The image you see here is a sockeye salmon "fish rubbing" done by my friend Scott Wells. The process is called Gyotaku, pronounced ghe … yo … tah … koo.
"Gyotaku is the ancient art of fish rubbings. Fish rubbings are a very accurate way of recording the species and size of a catch, much better than hero shots along with their inevitable 'hidden elbows,'" Wells said.
I actually own two of his prints. The first is a large carp from the South Platte here in Denver and the other is an oversized "pink" salmon from Alaska that I put on ice and flew home to get printed. One is hanging in my office and the other is in my bedroom. They are incredible pieces of art and I feel very lucky to own them. These are the closest thing I have to a fish "mount" and I gotta say they speak to me so much more than some fabricated piece of plastic.

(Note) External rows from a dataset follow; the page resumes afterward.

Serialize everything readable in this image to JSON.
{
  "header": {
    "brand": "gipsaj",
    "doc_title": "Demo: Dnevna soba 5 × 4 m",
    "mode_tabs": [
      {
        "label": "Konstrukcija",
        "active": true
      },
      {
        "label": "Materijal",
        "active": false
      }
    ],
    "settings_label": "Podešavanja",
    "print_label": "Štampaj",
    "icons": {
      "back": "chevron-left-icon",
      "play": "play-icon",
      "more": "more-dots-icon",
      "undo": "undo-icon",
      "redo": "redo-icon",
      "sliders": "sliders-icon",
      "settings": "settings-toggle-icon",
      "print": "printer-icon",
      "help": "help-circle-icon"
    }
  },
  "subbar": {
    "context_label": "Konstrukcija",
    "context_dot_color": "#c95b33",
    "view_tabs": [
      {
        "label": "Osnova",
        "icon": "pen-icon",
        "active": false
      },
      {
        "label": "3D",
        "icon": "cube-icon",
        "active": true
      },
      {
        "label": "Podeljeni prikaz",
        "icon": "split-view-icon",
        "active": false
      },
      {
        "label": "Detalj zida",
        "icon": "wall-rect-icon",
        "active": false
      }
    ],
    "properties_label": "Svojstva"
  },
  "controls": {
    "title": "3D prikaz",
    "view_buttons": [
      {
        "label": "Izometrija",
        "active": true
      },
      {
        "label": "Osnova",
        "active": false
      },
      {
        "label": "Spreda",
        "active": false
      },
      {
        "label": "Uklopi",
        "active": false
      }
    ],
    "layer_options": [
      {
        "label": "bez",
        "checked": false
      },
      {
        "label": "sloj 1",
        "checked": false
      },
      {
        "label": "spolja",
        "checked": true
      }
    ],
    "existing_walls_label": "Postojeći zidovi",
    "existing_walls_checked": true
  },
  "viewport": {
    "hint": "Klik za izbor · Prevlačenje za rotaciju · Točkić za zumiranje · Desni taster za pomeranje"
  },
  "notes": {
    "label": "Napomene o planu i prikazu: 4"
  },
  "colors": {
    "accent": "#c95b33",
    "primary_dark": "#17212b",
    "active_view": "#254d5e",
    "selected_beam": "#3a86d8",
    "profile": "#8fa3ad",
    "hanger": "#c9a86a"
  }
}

If you're in the market for a very cool piece of fish art, check out his limited edition list of fish for sale. It's a mixed bag consisting of everything from amberjack and tuna to trout and goldfish. Wells is also in the business of printing your fish of a lifetime and is available for commissioned pieces of your trophy fish. Of course, you'll need to communicate with him in advance for that one -- as the care, handling and shipping of the fish is very important. Head on over to Reel Fish Ink for more info on how this can be done.